Segment Open

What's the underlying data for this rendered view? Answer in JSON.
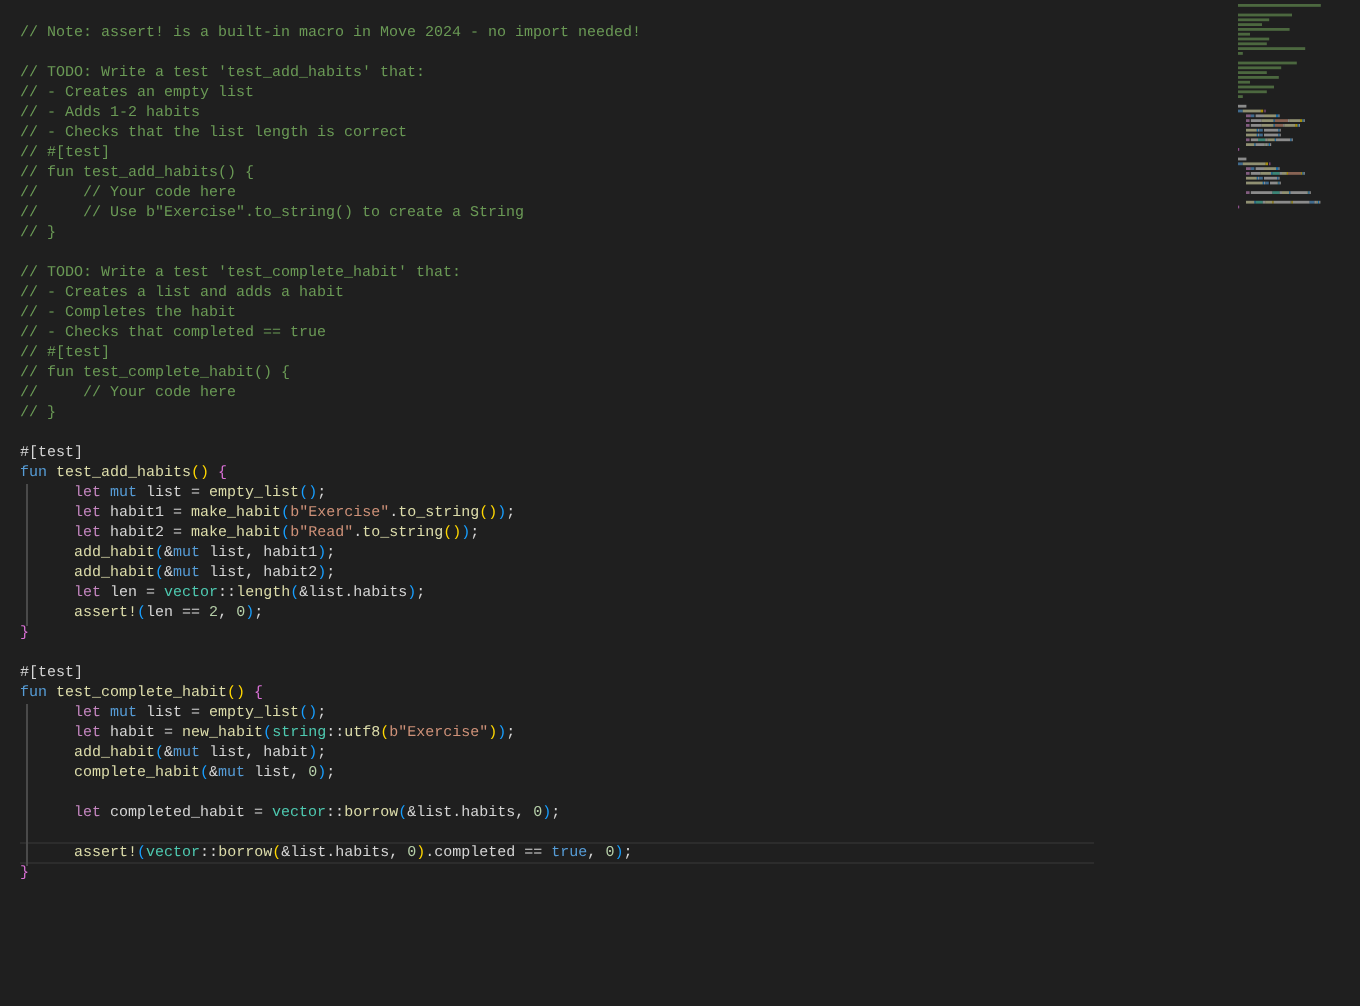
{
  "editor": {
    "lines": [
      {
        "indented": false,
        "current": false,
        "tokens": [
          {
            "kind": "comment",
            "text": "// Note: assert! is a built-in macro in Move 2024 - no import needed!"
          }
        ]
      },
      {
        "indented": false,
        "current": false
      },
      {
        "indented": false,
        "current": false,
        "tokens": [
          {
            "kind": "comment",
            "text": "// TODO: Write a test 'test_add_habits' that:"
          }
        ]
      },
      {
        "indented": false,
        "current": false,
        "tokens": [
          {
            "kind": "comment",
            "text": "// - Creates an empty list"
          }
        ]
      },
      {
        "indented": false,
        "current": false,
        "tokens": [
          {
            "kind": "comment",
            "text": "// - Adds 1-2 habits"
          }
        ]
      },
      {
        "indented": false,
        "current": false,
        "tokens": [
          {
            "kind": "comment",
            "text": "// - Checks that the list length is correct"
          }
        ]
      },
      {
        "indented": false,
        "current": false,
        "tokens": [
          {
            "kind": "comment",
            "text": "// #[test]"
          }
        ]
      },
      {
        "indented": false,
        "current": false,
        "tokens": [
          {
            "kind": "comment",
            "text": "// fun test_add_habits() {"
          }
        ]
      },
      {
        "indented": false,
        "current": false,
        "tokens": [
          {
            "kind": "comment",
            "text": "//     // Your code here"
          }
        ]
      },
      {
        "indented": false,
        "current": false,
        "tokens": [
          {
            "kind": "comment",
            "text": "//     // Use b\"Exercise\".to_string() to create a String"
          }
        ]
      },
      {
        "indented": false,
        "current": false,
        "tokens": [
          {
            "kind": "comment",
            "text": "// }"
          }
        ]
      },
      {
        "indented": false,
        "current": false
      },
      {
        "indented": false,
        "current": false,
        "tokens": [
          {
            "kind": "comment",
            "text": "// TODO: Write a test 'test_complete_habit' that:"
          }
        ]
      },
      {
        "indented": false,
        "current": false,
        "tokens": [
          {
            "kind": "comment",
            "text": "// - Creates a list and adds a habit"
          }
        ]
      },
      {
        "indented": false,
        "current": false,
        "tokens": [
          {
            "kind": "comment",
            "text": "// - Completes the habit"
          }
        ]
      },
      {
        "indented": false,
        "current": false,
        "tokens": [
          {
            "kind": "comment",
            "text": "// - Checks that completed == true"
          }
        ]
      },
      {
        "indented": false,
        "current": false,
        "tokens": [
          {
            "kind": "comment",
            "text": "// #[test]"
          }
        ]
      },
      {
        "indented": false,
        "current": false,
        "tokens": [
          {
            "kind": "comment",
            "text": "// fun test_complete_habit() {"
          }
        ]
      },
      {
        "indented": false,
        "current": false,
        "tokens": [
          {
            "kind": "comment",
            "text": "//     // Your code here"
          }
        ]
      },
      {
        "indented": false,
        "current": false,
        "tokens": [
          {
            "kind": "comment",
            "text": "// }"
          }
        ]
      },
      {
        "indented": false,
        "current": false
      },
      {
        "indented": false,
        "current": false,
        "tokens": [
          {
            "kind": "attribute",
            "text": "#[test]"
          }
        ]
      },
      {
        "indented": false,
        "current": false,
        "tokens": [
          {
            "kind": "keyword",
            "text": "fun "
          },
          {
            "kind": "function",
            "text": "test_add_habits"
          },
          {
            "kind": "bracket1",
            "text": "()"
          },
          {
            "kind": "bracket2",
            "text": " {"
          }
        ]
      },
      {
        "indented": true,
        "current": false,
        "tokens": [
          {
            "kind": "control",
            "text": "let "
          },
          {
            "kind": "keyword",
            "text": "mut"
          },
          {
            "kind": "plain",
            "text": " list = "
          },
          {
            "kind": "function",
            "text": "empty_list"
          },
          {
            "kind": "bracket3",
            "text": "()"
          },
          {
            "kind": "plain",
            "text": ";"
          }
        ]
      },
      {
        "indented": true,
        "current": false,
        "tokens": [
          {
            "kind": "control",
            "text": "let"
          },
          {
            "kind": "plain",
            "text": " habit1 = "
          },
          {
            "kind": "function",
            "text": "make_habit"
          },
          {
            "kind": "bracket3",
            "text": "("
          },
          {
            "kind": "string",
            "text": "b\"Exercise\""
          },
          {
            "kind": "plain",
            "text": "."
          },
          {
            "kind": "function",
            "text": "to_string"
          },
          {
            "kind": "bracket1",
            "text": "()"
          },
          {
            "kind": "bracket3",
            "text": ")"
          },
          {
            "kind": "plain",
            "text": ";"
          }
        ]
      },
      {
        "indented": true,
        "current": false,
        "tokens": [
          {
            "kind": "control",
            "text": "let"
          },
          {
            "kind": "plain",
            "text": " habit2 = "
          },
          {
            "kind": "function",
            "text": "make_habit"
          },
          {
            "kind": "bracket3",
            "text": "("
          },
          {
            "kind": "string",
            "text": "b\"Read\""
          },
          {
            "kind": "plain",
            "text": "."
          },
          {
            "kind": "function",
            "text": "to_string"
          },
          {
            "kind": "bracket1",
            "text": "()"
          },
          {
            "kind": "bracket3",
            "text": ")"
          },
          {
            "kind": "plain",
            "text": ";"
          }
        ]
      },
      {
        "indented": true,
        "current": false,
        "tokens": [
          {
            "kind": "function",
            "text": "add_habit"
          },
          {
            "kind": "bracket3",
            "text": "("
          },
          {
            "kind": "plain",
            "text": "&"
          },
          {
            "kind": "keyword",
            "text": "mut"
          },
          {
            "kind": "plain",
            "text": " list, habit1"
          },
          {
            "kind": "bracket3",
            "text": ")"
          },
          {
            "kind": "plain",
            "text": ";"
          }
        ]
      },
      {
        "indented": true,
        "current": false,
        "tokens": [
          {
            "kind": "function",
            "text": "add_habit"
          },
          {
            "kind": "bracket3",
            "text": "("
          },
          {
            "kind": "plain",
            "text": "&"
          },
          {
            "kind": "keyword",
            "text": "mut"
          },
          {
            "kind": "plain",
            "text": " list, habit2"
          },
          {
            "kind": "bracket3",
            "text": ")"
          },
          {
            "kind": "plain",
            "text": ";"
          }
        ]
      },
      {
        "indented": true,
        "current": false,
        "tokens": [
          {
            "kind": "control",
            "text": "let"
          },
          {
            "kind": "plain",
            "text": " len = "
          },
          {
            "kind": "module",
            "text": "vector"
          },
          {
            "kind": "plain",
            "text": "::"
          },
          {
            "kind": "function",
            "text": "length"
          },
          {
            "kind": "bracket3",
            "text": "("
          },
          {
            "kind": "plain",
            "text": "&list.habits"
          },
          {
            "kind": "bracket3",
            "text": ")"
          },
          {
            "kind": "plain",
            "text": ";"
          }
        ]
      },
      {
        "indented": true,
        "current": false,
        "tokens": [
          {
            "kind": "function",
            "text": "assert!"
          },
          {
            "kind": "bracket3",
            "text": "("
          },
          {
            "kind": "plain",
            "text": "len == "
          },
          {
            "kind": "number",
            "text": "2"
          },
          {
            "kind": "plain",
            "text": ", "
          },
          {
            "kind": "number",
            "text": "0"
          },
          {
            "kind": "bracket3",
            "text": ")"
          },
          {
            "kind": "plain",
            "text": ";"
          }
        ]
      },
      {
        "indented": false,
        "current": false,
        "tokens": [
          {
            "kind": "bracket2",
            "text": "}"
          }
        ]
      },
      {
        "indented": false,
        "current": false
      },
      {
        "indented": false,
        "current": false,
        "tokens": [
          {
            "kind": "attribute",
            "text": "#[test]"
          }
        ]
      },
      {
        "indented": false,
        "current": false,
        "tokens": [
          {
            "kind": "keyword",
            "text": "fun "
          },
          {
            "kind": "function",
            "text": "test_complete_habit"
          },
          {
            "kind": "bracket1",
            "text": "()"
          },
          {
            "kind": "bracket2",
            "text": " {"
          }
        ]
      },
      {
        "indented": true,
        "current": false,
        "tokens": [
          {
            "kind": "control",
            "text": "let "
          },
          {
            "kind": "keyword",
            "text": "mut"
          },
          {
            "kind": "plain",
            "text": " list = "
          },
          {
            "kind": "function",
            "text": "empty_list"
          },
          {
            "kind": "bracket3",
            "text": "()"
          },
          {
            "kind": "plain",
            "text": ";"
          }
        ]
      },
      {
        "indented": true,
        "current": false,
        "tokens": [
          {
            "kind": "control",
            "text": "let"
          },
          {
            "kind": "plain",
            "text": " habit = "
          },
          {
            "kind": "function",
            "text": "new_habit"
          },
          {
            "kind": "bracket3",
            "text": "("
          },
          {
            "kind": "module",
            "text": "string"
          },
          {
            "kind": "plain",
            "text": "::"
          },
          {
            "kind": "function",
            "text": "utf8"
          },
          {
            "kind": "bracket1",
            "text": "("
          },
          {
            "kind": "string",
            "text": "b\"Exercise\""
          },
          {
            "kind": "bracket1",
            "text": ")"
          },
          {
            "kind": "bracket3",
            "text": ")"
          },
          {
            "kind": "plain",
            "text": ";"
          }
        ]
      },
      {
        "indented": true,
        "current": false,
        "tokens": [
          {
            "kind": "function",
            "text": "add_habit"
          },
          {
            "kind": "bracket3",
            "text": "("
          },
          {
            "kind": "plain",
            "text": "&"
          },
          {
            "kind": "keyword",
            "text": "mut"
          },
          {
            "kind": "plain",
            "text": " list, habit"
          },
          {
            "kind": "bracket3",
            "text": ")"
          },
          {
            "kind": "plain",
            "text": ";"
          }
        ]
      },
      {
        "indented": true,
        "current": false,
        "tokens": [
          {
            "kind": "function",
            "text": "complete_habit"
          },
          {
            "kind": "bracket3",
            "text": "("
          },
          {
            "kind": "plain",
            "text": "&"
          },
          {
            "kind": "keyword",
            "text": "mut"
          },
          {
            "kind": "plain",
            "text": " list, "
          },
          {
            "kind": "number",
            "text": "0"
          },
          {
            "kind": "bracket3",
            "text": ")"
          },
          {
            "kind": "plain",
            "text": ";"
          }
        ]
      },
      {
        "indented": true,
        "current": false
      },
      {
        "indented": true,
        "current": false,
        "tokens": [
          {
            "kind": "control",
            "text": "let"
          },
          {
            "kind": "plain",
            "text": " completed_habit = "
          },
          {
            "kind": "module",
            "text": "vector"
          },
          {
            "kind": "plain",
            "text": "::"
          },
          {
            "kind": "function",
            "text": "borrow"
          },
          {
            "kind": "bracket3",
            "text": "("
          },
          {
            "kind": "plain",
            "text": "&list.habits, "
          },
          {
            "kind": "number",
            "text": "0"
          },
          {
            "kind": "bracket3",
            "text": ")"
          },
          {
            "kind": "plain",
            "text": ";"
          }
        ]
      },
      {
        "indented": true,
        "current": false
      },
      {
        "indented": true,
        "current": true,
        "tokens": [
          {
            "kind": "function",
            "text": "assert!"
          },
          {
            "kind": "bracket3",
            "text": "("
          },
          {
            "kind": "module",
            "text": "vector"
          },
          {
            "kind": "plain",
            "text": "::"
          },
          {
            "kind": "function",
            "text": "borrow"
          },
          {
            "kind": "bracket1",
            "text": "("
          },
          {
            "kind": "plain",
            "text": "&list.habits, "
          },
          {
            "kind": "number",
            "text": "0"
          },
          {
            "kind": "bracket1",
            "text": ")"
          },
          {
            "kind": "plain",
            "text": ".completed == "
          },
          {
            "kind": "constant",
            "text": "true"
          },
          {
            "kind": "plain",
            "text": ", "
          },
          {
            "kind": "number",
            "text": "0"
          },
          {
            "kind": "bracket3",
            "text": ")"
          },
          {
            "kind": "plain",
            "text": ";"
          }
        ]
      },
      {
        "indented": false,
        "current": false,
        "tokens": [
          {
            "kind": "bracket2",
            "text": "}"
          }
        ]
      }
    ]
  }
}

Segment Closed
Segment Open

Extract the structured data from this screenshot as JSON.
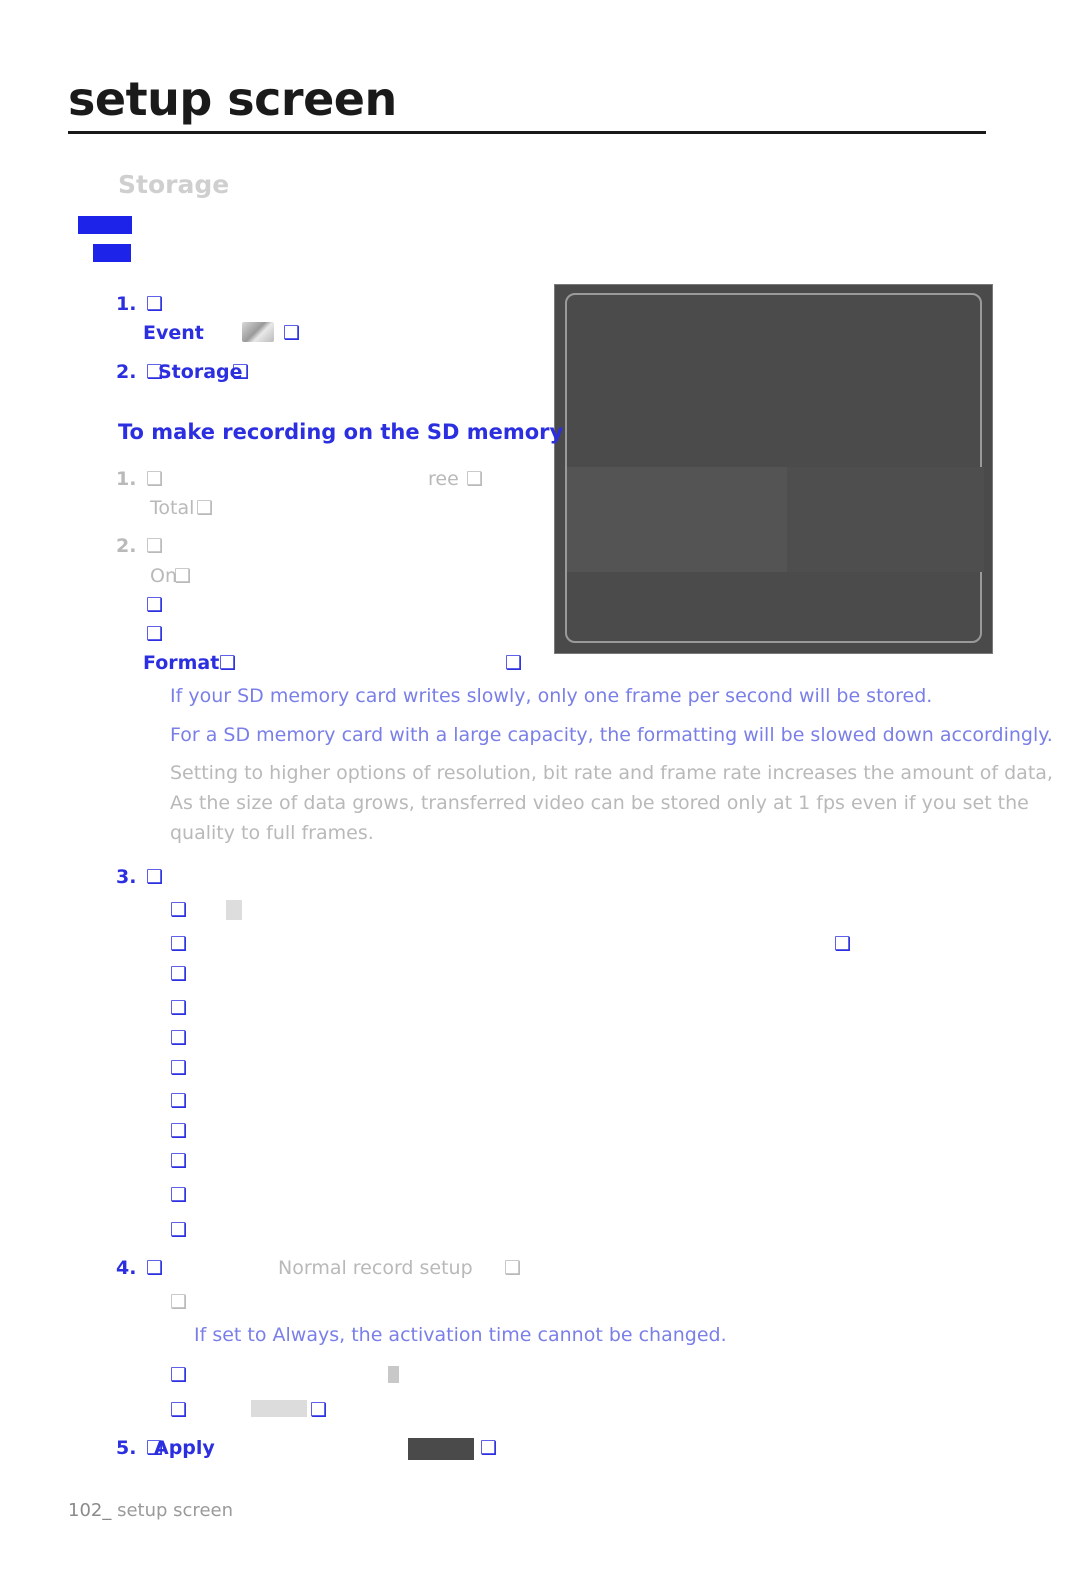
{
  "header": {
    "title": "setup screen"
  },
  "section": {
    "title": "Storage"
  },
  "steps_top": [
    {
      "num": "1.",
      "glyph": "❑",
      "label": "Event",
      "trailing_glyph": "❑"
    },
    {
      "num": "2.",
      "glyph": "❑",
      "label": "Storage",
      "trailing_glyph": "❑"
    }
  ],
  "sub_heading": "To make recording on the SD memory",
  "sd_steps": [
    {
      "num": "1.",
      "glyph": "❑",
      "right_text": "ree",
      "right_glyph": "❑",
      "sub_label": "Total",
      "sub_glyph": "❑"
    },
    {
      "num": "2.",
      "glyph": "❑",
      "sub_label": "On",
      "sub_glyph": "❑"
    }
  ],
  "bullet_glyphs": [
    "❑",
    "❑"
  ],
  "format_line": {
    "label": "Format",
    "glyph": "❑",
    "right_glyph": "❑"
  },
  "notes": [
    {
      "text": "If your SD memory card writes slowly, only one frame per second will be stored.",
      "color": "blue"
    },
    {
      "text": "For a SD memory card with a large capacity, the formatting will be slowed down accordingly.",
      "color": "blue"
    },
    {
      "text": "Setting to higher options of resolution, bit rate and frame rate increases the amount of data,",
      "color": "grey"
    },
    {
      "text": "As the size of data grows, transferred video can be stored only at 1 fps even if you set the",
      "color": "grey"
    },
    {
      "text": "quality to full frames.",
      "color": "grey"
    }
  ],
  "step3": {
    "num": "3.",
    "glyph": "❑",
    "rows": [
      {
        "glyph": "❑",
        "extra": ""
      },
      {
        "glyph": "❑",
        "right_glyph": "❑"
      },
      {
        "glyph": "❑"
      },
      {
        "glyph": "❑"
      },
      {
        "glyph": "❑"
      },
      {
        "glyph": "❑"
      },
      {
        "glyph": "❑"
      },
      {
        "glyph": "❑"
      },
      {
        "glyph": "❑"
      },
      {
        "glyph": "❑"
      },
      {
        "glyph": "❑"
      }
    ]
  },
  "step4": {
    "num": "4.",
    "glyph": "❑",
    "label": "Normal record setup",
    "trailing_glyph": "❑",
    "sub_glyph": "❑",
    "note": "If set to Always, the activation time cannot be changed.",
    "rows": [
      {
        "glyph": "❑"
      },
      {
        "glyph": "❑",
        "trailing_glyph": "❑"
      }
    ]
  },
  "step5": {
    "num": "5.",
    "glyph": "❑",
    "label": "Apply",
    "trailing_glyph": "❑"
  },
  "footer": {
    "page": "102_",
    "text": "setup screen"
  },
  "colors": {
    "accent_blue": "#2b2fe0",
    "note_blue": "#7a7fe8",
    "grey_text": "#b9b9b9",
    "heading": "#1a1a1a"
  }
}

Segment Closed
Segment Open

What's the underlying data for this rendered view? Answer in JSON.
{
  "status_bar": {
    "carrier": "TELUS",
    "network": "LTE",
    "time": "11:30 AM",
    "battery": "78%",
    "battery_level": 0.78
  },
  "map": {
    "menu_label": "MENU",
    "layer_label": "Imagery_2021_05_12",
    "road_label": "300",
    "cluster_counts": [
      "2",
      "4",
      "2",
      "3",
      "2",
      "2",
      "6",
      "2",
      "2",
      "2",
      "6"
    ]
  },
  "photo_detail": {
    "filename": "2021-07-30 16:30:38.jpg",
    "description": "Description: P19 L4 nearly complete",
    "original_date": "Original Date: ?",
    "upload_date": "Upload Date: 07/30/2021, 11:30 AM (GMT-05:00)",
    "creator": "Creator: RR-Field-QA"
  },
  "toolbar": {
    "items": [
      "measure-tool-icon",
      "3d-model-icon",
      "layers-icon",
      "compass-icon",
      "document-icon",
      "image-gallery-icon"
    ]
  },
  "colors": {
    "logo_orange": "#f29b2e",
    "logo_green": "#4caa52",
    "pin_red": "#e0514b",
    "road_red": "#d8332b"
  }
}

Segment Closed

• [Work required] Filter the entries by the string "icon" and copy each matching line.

• [Answer area]
      "measure-tool-icon",
      "3d-model-icon",
      "layers-icon",
      "compass-icon",
      "document-icon",
      "image-gallery-icon"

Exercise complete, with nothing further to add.